* WHAT TO PRODUCE
All lines in the data bearing the string "name" should be identified and copied.

※

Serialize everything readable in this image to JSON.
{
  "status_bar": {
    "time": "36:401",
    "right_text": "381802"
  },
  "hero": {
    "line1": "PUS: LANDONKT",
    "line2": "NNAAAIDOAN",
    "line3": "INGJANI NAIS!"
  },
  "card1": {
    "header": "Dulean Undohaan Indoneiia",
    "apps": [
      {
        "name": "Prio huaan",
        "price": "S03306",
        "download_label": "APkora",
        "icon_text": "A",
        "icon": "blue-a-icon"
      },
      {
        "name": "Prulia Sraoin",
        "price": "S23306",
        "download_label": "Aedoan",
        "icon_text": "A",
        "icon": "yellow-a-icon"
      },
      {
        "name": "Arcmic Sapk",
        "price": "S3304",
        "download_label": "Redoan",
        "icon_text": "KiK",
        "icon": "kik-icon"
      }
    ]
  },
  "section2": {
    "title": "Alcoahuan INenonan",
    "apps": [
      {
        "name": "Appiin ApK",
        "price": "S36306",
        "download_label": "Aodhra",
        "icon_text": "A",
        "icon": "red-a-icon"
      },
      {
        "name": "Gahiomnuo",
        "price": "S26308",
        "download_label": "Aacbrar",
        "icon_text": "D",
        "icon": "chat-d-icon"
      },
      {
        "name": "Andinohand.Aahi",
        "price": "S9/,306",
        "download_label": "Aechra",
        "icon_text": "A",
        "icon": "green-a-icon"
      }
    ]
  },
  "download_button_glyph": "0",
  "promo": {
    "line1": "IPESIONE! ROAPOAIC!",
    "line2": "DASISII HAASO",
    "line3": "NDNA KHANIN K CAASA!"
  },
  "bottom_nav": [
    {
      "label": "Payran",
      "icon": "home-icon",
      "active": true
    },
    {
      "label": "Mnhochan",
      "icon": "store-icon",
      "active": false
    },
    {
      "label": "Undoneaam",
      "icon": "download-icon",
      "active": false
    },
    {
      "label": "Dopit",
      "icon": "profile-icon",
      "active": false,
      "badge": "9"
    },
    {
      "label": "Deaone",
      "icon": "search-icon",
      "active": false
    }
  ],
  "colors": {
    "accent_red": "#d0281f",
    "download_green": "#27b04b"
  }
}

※

* SOLUTION TO THIS TASK
        "name": "Prio huaan",
        "name": "Prulia Sraoin",
        "name": "Arcmic Sapk",
        "name": "Appiin ApK",
        "name": "Gahiomnuo",
        "name": "Andinohand.Aahi",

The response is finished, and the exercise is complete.